> YOUR TASK
What lines below contain the string "Impresión"? List them all.

┄┄┄┄┄┄

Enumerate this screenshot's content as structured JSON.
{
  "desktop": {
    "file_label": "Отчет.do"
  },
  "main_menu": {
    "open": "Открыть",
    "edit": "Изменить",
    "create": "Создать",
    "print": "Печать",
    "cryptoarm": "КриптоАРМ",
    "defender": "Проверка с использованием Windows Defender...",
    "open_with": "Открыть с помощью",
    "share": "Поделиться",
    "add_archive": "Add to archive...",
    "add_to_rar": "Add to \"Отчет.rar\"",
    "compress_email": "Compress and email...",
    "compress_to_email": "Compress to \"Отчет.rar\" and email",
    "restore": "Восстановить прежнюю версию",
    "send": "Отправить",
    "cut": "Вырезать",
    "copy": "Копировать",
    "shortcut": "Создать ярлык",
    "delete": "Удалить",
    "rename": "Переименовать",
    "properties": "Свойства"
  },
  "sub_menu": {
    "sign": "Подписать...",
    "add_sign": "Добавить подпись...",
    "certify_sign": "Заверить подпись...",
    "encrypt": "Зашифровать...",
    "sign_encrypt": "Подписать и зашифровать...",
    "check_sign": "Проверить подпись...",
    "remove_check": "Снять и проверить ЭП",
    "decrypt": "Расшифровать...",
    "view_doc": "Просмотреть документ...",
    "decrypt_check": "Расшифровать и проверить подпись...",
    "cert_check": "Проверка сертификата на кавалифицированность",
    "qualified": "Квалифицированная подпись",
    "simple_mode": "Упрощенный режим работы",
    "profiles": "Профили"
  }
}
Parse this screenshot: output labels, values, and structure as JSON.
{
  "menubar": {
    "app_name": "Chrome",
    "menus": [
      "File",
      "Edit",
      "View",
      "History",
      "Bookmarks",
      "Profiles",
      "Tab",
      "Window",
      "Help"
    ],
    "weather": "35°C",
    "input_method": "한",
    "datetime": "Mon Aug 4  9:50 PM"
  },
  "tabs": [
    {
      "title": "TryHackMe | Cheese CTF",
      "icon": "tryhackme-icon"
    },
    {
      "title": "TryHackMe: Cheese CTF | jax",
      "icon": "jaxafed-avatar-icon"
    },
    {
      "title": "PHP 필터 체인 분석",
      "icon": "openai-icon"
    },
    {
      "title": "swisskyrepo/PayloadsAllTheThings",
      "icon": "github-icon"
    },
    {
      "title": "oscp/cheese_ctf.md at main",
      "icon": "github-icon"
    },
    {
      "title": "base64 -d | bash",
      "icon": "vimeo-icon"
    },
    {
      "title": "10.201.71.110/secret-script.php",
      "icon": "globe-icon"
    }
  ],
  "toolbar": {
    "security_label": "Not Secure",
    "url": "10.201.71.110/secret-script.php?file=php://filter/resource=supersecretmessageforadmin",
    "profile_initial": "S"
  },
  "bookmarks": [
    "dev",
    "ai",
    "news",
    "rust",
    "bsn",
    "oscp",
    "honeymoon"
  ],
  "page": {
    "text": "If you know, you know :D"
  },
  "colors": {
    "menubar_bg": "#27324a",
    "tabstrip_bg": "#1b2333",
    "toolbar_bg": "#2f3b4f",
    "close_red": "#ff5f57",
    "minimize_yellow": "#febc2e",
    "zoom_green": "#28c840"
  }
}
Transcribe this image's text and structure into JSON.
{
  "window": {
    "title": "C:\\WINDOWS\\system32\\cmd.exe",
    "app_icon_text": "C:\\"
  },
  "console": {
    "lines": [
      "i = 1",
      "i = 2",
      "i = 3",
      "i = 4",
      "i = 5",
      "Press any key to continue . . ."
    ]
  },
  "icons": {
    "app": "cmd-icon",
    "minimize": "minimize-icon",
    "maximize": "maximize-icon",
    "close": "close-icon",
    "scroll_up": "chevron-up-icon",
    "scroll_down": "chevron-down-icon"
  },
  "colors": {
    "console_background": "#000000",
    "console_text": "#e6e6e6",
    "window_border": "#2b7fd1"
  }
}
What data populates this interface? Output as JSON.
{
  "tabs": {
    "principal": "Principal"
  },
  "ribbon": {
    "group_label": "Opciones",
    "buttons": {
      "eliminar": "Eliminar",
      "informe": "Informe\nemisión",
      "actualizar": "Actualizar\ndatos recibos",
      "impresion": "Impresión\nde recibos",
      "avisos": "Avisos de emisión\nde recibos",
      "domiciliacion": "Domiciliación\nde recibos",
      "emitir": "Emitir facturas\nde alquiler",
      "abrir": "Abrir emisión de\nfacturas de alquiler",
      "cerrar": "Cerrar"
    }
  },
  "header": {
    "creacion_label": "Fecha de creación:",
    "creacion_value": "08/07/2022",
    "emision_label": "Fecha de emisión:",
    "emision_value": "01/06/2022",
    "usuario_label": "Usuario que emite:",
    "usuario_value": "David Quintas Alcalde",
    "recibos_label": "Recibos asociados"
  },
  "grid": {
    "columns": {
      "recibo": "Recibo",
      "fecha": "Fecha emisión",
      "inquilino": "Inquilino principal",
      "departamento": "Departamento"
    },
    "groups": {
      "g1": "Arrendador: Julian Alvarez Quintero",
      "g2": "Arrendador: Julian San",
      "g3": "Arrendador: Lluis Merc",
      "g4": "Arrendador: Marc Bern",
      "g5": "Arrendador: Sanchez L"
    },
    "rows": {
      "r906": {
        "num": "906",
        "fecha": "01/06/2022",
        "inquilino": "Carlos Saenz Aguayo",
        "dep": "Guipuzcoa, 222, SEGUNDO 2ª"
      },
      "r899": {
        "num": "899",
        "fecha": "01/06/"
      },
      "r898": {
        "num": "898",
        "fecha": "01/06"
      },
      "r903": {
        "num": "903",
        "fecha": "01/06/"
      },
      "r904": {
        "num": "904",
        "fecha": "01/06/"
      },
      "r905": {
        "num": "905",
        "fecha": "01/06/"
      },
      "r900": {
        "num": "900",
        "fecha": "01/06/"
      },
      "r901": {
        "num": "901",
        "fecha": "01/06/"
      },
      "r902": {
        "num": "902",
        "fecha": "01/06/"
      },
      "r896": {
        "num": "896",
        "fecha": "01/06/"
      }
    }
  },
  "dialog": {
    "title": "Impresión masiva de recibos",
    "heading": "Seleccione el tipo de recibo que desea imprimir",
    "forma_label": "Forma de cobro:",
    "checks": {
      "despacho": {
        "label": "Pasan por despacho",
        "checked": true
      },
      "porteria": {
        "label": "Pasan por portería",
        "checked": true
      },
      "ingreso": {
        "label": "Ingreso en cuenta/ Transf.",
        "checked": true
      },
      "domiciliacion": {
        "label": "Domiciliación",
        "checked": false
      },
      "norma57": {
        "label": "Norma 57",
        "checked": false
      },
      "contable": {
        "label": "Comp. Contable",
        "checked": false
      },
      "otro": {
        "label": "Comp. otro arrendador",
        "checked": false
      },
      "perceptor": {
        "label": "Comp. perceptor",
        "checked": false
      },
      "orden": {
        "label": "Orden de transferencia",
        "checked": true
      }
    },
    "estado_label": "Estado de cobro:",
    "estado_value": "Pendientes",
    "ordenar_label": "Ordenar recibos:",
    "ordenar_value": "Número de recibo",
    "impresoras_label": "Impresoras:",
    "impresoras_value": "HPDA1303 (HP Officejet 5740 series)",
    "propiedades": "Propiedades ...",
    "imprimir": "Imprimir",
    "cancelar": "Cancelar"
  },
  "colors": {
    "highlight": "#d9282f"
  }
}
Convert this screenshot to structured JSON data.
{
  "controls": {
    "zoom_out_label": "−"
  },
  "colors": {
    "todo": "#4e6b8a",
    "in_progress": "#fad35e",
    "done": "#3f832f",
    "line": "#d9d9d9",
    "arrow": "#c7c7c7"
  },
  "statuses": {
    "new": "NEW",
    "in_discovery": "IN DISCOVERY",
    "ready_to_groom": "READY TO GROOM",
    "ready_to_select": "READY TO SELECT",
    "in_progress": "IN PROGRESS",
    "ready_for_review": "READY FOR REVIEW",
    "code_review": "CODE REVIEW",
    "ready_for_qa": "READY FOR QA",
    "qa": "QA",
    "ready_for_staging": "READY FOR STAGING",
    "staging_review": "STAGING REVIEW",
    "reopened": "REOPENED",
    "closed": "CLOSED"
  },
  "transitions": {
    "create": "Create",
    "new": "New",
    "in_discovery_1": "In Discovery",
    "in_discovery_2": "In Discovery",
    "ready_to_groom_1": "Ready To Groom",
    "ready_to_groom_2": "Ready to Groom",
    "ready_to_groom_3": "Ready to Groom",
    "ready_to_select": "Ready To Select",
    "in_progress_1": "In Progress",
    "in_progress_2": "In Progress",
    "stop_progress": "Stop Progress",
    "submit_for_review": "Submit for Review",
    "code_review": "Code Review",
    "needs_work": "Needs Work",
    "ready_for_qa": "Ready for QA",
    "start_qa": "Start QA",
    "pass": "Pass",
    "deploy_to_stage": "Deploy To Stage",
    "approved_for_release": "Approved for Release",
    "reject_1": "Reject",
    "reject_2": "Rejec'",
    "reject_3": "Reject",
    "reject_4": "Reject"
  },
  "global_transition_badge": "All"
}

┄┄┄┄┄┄

> THE ANSWER
      "impresion": "Impresión\nde recibos",
    "title": "Impresión masiva de recibos",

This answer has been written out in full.